Werner Doehner, Last Survivor of the Hindenburg Disaster, Dies at Age 90
by Brigit Katz/Smithsonian.com
On early May 1937, 8-year-old Werner G. Doehner and his family boarded the Hindenburg for a trans-Atlantic flight from Frankfurt, Germany, to New Jersey. As the zeppelin attempted to land at the Lakehurst Navy Air Base on the night of May 6, it burst into flames, killing 36 of the 97 people onboard.
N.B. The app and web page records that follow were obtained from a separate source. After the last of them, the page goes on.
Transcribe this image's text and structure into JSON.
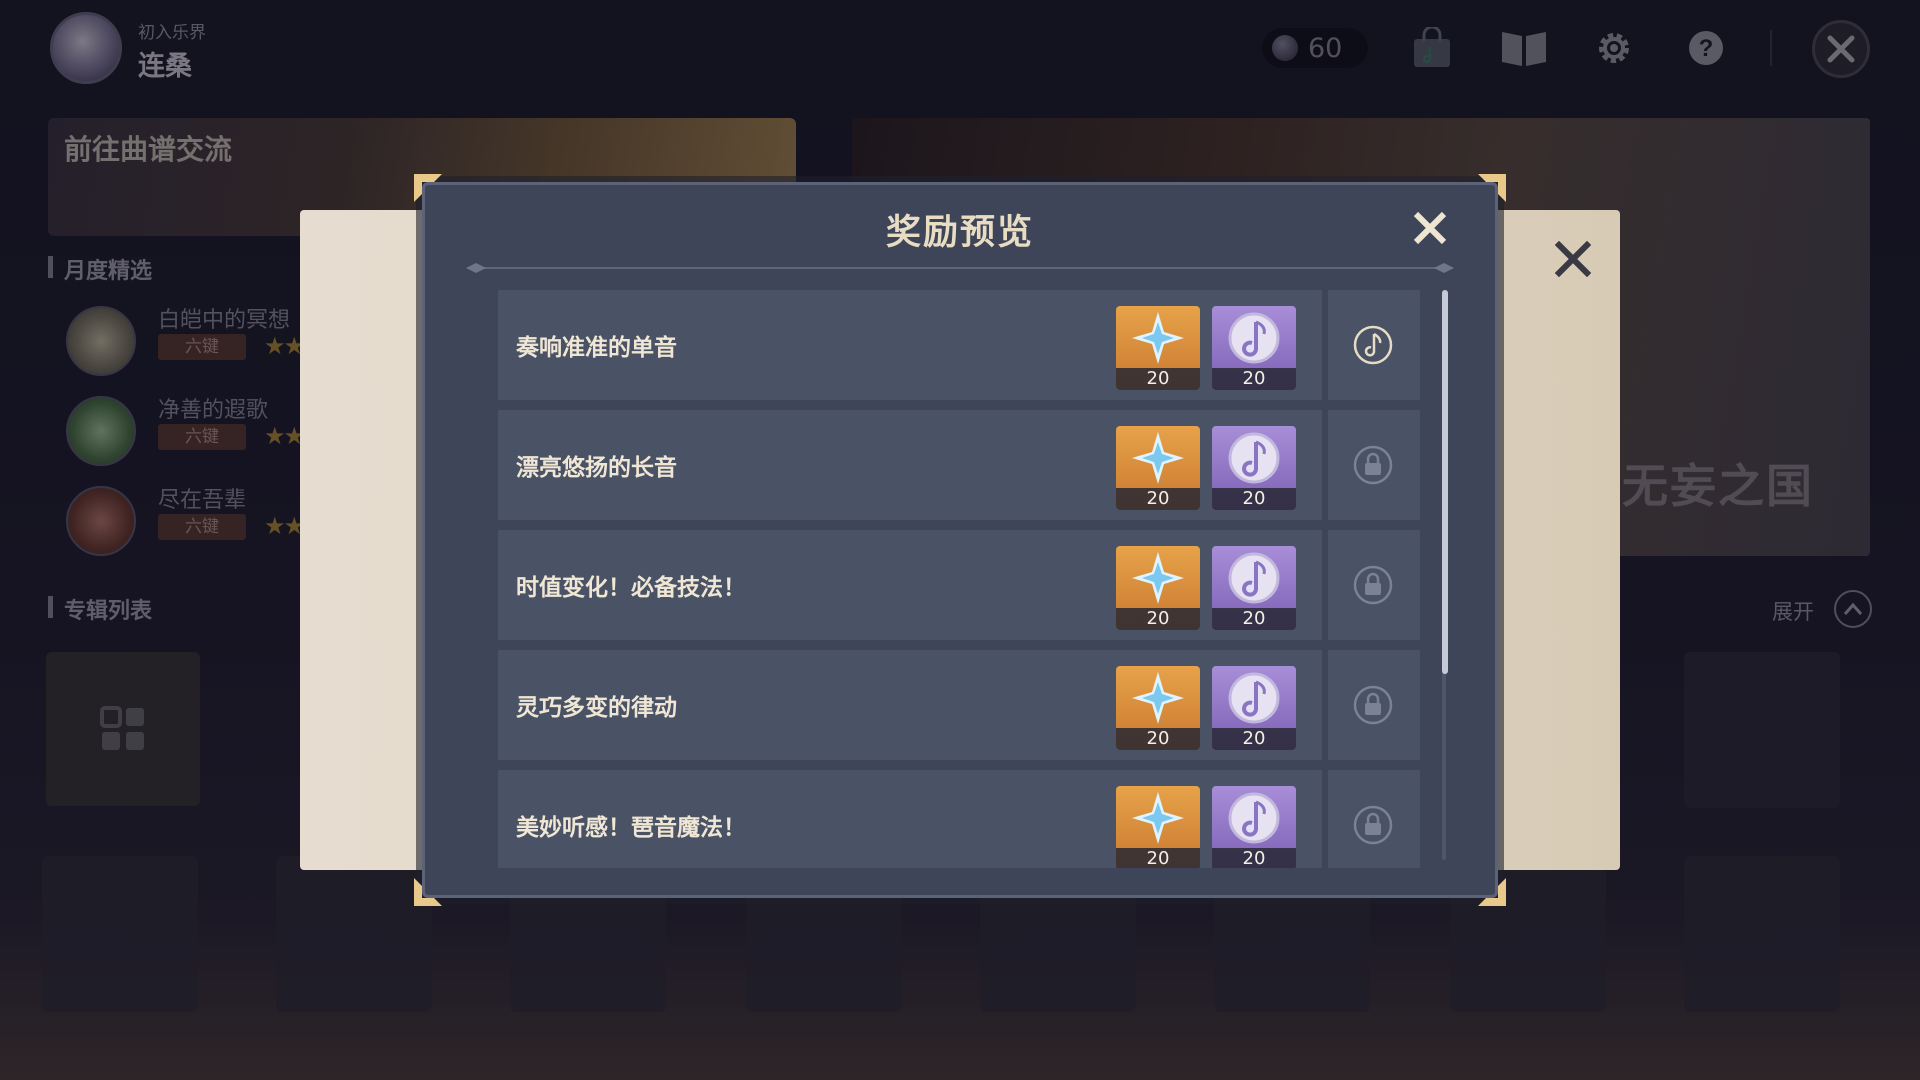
{
  "player": {
    "subtitle": "初入乐界",
    "name": "连桑"
  },
  "currency": {
    "value": "60",
    "icon": "music-coin-icon"
  },
  "top_icons": [
    "shop-bag-icon",
    "book-icon",
    "gear-icon",
    "help-icon",
    "exit-icon"
  ],
  "background": {
    "score_banner": "前往曲谱交流",
    "monthly_section": "月度精选",
    "album_section": "专辑列表",
    "expand_label": "展开",
    "feature_title": "无妄之国",
    "songs": [
      {
        "name": "白皑中的冥想",
        "tag": "六键",
        "stars": "★★"
      },
      {
        "name": "净善的遐歌",
        "tag": "六键",
        "stars": "★★"
      },
      {
        "name": "尽在吾辈",
        "tag": "六键",
        "stars": "★★"
      }
    ]
  },
  "dialog": {
    "title": "奖励预览",
    "colors": {
      "panel": "#3e4559",
      "row": "#4a5266",
      "gold_card": "#e7a24a",
      "purple_card": "#a88ed8",
      "title": "#e8dcc2"
    },
    "rewards": [
      {
        "name": "奏响准准的单音",
        "items": [
          {
            "icon": "primogem-star-icon",
            "count": "20"
          },
          {
            "icon": "music-note-token-icon",
            "count": "20"
          }
        ],
        "status": "claimable-note-icon"
      },
      {
        "name": "漂亮悠扬的长音",
        "items": [
          {
            "icon": "primogem-star-icon",
            "count": "20"
          },
          {
            "icon": "music-note-token-icon",
            "count": "20"
          }
        ],
        "status": "lock-icon"
      },
      {
        "name": "时值变化！必备技法！",
        "items": [
          {
            "icon": "primogem-star-icon",
            "count": "20"
          },
          {
            "icon": "music-note-token-icon",
            "count": "20"
          }
        ],
        "status": "lock-icon"
      },
      {
        "name": "灵巧多变的律动",
        "items": [
          {
            "icon": "primogem-star-icon",
            "count": "20"
          },
          {
            "icon": "music-note-token-icon",
            "count": "20"
          }
        ],
        "status": "lock-icon"
      },
      {
        "name": "美妙听感！琶音魔法！",
        "items": [
          {
            "icon": "primogem-star-icon",
            "count": "20"
          },
          {
            "icon": "music-note-token-icon",
            "count": "20"
          }
        ],
        "status": "lock-icon"
      }
    ]
  }
}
Doehner’s father and sister were among those who died in the accident—now considered one of the most notorious in aviation history—but the boy himself survived despite suffering severe burns to his face, arms and legs.
As Mariel Padilla reports for the New York Times, Doehner was, in fact, the last remaining survivor of the Hindenburg disaster prior to his death at age 90 on November 8. According to Doehner’s son, Bernie, the cause of death was complications stemming from pneumonia.
The Hindenburg was an 800-foot long airship intended to be “a huge flying billboard for German aeronautical supremacy,” historian Rick Zitarosa of the Navy Lakehurst Historical Society tells Padilla. Powered by highly flammable hydrogen gas, the zeppelin had made multiple successful North Atlantic crossings prior to the explosion, carrying more than 1,000 passengers on 10 scheduled trips between Germany and the United States.